    1. Katalina's Avatar
      Katalina -
      well this issue with mandatory reexamination every 8 years to recert is sure to cause great strife and division amongst our ranks. We have many members who have strong convictions on the new recert process ....and our organization, the AANA, should be a liason and represent and support the members. CRNA'S convictions and concerns were not even considered before this nbcrna recert plan was put in motion!!!! Well.. with 9 CRNA programs now in Florida...as well as AA's...we continue to flood the market with CRNA's who have trouble finding work and continue to underbid their rates and under cut each other to offer anesthesia services at the lowest possible rate because the competition is well known. Perhaps if some of the CRNA's that haven't retired yet ...choose not to retake their examination for recertification...then these jobs would open up for these new graduates...just wondering? Even the subgroup of physicians that retakes exams for board certification..only does that every decade--not every 8 years!! And many physicians that were trained years ago were grandfathered in... we were not even offered the option?? continuing education standards could be modified to ensure continued competency..if that is really the issue. I found an interesting parallel...check out website: theaba.org. The anesthesiologists prior to 2000 are "grandfathered" in and are not required to retake exam. Found this interesting on theaba.org site: "Maintenance of Certification in Anesthesiology (MOC) The Maintenance of Certification (MOC) concept originated with the American Board of Medical Specialties (ABMS) in 1999. As a member board of the ABMS, the American Board of Anesthesiology (ABA) has been charged with implementing MOC activities that will assure the public that its diplomates demonstrate... commitment to quality clinical outcomes and patient safety.Each MOCA cycle is a 10-year period that includes ongoing Lifelong Learning and Self-Assessment...ABA diplomates certified in 2000 or after hold a time-limited certificate and are enrolled in MOCA after initial board certification. This allows them the full 10-year period to meet all requirements. To avoid expiration of certification, all MOCA requirements must be completed within the 10-year period. Participation in MOCA by non-time-limited diplomates, those certified before 2000, is voluntary and encouraged."very interesting...I believe the decision was made by the NBCRNA without any discussion with CRNA's, nor was any evidence presented that this radical change was needed.
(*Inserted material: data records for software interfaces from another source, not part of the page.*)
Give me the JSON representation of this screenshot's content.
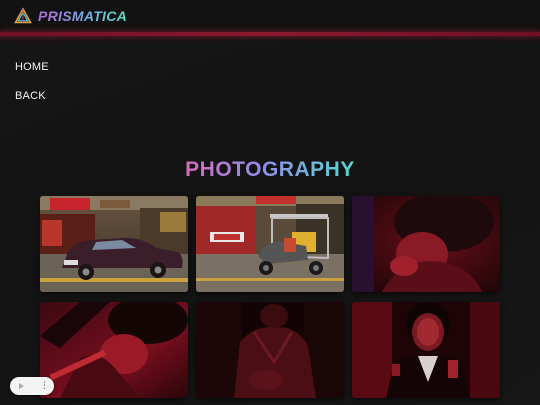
{
  "brand": {
    "name": "PRISMATICA",
    "logo_icon": "prism-triangle-icon"
  },
  "nav": {
    "items": [
      {
        "label": "HOME"
      },
      {
        "label": "BACK"
      }
    ]
  },
  "section": {
    "title": "PHOTOGRAPHY"
  },
  "gallery": {
    "photos": [
      {
        "subject": "car-street-photo"
      },
      {
        "subject": "tricycle-street-photo"
      },
      {
        "subject": "red-portrait-photo"
      },
      {
        "subject": "red-silhouette-photo"
      },
      {
        "subject": "dark-red-figure-photo"
      },
      {
        "subject": "young-man-portrait-photo"
      }
    ]
  },
  "player_widget": {
    "play_icon": "play-icon",
    "menu_icon": "more-vertical-icon"
  },
  "colors": {
    "background": "#141414",
    "header_glow": "#8a1a30",
    "gradient_pink": "#d66bbd",
    "gradient_teal": "#59d7cf"
  }
}
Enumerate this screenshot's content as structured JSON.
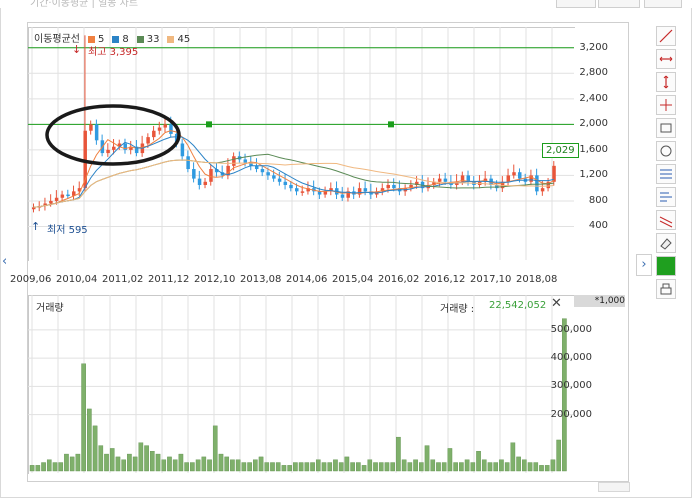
{
  "chart_data": {
    "type": "candlestick",
    "price_panel": {
      "legend_label": "이동평균선",
      "moving_averages": [
        {
          "name": "5",
          "color": "#f08040"
        },
        {
          "name": "8",
          "color": "#2b83c6"
        },
        {
          "name": "33",
          "color": "#5a8a55"
        },
        {
          "name": "45",
          "color": "#f0b880"
        }
      ],
      "y_ticks": [
        "3,200",
        "2,800",
        "2,400",
        "2,000",
        "1,600",
        "1,200",
        "800",
        "400"
      ],
      "x_ticks": [
        "2009,06",
        "2010,04",
        "2011,02",
        "2011,12",
        "2012,10",
        "2013,08",
        "2014,06",
        "2015,04",
        "2016,02",
        "2016,12",
        "2017,10",
        "2018,08"
      ],
      "high_label": "최고 3,395",
      "low_label": "최저 595",
      "horizontal_lines": [
        3200,
        2000
      ],
      "level_badge": "2,029",
      "ylim": [
        0,
        3400
      ],
      "close_series": [
        700,
        720,
        760,
        800,
        850,
        900,
        880,
        950,
        1000,
        1900,
        2000,
        1750,
        1550,
        1600,
        1650,
        1700,
        1600,
        1650,
        1550,
        1700,
        1800,
        1900,
        1950,
        2000,
        1850,
        1700,
        1500,
        1300,
        1150,
        1050,
        1100,
        1300,
        1250,
        1200,
        1350,
        1500,
        1450,
        1400,
        1350,
        1300,
        1250,
        1200,
        1150,
        1100,
        1050,
        1000,
        950,
        950,
        1000,
        950,
        900,
        950,
        1000,
        900,
        850,
        950,
        900,
        1000,
        950,
        900,
        950,
        1000,
        1050,
        1000,
        950,
        1000,
        1050,
        1100,
        1000,
        1050,
        1100,
        1150,
        1100,
        1050,
        1100,
        1200,
        1100,
        1050,
        1100,
        1150,
        1050,
        1000,
        1100,
        1200,
        1250,
        1150,
        1100,
        1200,
        950,
        1000,
        1100,
        1350
      ]
    },
    "volume_panel": {
      "title": "거래량",
      "readout_label": "거래량 :",
      "readout_value": "22,542,052",
      "multiplier": "*1,000",
      "y_ticks": [
        "500,000",
        "400,000",
        "300,000",
        "200,000"
      ],
      "ylim": [
        0,
        560000
      ],
      "values": [
        20000,
        20000,
        30000,
        40000,
        30000,
        30000,
        60000,
        50000,
        60000,
        380000,
        220000,
        160000,
        90000,
        60000,
        80000,
        50000,
        40000,
        60000,
        50000,
        100000,
        90000,
        70000,
        60000,
        40000,
        50000,
        40000,
        60000,
        30000,
        30000,
        40000,
        50000,
        40000,
        160000,
        60000,
        50000,
        40000,
        40000,
        30000,
        30000,
        40000,
        50000,
        30000,
        30000,
        30000,
        20000,
        20000,
        30000,
        30000,
        30000,
        30000,
        40000,
        30000,
        30000,
        40000,
        30000,
        50000,
        30000,
        30000,
        20000,
        40000,
        30000,
        30000,
        30000,
        30000,
        120000,
        40000,
        30000,
        40000,
        30000,
        90000,
        40000,
        30000,
        30000,
        80000,
        30000,
        30000,
        40000,
        30000,
        70000,
        40000,
        30000,
        30000,
        40000,
        30000,
        100000,
        50000,
        40000,
        30000,
        30000,
        20000,
        20000,
        40000,
        110000,
        540000
      ]
    }
  },
  "colors": {
    "candle_up": "#e8553a",
    "candle_down": "#2f9ae0",
    "grid": "#e1e1e1",
    "line_green": "#1b9e1b",
    "volume_bar": "#7fb06b",
    "highlight_ellipse": "#1a1a1a"
  },
  "toolbar": {
    "tools": [
      "trendline-icon",
      "horizontal-line-icon",
      "vertical-line-icon",
      "crosshair-icon",
      "rectangle-icon",
      "circle-icon",
      "fibonacci-icon",
      "gann-icon",
      "parallel-lines-icon",
      "eraser-icon",
      "color-picker-icon",
      "print-icon"
    ]
  },
  "header_ghost": "기간·이동평균  |  일봉 차트"
}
    1. Unregistered's Avatar
      Unregistered -
      It's ok this is a pseudo-science based re-certification program anyway. The psychometric testing used to "certify" students(GRNAs) to make them CRNAs is a fraud. The Exam does not test competency, nor does it in any way address ability or knowledge required on a daily basis by a working CRNA.
      The AANA states in their own publication " A Professional Study and Resource for the CRNA" that certain races, nationalities and no one over 40 should be a "new" CRNA because they are "less committed to nurse anesthesia ".
      Thus psychometric testing is used on a bias to eliminate 40 + year old students. This is discrimination.
    1. MmacFN's Avatar
      MmacFN -
      Pretty serious allegations, got any proof?

      Also, you should register to really bring any validity to your comments

      Quote Originally Posted by Unregistered View Post
      It's ok this is a pseudo-science based re-certification program anyway. The psychometric testing used to "certify" students(GRNAs) to make them CRNAs is a fraud. The Exam does not test competency, nor does it in any way address ability or knowledge required on a daily basis by a working CRNA.
      The AANA states in their own publication " A Professional Study and Resource for the CRNA" that certain races, nationalities and no one over 40 should be a "new" CRNA because they are "less committed to nurse anesthesia ".
      Thus psychometric testing is used on a bias to eliminate 40 + year old students. This is discrimination.
    1. Flossy's Avatar
      Flossy -
      I had no idea how to approach this before-now I'm lcoked and loaded.
    1. yoga's Avatar
      yoga -
      Quote Originally Posted by Flossy View Post
      I had no idea how to approach this before-now I'm lcoked and loaded.
      Flossy???? What is your point?